Profile writing 101

Jack White Keeps the Freak in Control Freak

The recent profile of Jack White in the New York Times Sunday Magazine, by Josh Eells, provided a welcome 30 minutes of distraction on a lazy-ish Sunday afternoon. In addition to reminding me how utterly uncool my life is, it also deepened my appreciation for what it takes to maintain a relevant creative vision for as long as young Mr. White has done. What I gleaned from this profile is that it takes a lot of work, talent, money, and a steely certainty about what you’re building.

I am a fan of White Stripes, and love White’s work on Loretta Lynn’s and Wanda Jackson’s recent albums. The Times profile didn’t add much to what I know about White as a musician, but did reveal a bit about the person. For me, profiles are a somewhat mystifying breed of writing. For this one, Josh Eells spent 6 months researching and hanging out in Nashville to get to know White a bit. I’m not sure he succeeded in really getting to know his subject, but I’m not sure anyone could have done better given the raw materials. White talks about Bob Dylan in the piece—the original “jester on the sidelines in a cast.” Dylan, of course, is infamous for canny manipulation of his persona, and White seems to be following in the tracks of those wandering boot heels. And that’s fine as far as I’m concerned. I think of it as an extension of his artistic vision—I don’t know Jack, and never will. But at the same time, a sliver of his real self shines through the music, the tight control on all he cares about, and the cagey posturing. As long as he doesn’t truly believe his own b.s., he should be able to maintain some authenticity. We’ll see.

But back to the writing. I think Eells did an OK job with an enigmatic subject. It’s hard to tell where his sympathies lie, and maybe that’s good profile writing.
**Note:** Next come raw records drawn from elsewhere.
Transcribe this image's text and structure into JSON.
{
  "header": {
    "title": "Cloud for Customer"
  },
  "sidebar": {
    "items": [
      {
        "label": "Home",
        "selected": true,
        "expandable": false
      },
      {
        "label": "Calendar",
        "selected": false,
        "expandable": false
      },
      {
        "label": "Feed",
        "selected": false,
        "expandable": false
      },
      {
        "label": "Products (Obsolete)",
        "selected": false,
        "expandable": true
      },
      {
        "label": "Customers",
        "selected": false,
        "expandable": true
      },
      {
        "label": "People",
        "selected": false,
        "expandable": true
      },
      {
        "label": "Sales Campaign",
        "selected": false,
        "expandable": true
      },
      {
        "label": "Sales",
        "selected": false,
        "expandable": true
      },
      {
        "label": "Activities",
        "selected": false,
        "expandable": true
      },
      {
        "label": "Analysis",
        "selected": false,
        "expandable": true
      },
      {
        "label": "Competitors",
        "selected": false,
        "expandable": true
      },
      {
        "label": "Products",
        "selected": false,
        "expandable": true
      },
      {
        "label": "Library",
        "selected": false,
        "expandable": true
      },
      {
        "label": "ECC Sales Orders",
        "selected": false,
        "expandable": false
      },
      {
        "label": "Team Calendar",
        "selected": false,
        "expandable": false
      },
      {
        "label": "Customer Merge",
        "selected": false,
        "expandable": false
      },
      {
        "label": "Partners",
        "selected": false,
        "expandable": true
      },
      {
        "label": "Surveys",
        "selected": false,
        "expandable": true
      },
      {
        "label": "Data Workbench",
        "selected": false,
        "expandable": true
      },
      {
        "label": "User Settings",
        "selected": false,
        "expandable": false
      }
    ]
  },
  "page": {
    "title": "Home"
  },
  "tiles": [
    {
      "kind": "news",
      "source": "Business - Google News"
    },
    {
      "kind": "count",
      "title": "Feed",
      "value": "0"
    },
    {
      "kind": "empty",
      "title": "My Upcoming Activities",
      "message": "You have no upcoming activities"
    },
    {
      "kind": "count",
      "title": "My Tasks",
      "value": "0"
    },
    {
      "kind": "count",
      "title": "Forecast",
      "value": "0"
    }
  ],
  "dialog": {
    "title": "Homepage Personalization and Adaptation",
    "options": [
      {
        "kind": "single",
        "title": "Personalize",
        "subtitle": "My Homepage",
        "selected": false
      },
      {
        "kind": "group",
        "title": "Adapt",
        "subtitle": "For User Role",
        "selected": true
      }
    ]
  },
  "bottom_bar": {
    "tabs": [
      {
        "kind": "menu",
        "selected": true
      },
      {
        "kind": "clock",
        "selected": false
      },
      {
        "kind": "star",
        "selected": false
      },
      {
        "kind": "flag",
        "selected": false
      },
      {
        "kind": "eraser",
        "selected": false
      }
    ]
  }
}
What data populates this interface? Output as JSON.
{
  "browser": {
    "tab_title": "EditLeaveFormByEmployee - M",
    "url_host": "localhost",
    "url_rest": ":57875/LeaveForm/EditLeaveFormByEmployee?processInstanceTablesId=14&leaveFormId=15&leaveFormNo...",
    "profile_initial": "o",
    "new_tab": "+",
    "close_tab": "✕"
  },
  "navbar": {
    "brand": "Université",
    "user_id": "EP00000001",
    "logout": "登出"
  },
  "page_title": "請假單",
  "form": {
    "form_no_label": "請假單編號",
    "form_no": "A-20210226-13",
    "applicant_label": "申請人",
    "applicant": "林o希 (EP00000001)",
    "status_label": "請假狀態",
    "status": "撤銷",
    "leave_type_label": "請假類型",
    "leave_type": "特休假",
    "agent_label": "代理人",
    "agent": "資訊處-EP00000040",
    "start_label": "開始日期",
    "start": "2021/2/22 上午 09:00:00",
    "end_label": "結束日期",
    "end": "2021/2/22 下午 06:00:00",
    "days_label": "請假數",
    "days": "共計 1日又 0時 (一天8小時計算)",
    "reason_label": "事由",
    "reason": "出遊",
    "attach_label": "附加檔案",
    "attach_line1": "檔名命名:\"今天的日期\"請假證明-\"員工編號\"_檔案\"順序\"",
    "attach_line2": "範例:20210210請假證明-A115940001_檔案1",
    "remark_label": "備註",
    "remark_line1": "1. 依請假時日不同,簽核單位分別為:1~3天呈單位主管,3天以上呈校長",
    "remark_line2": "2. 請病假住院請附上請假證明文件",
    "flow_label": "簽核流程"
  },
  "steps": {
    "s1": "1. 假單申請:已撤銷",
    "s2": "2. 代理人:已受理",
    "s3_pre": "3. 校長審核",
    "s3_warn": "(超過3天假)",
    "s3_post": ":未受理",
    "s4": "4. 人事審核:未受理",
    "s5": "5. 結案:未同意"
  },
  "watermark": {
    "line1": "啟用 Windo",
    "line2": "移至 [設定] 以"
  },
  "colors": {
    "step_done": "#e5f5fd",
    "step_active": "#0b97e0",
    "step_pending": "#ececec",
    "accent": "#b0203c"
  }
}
In describing the Third Man offices, he does seem to sort of sneer about the number of redheads in the office, the threat to levy a fine on one worker for not being in uniform, and the obsessively strict design aesthetic. But that could have been me rolling my own eyes.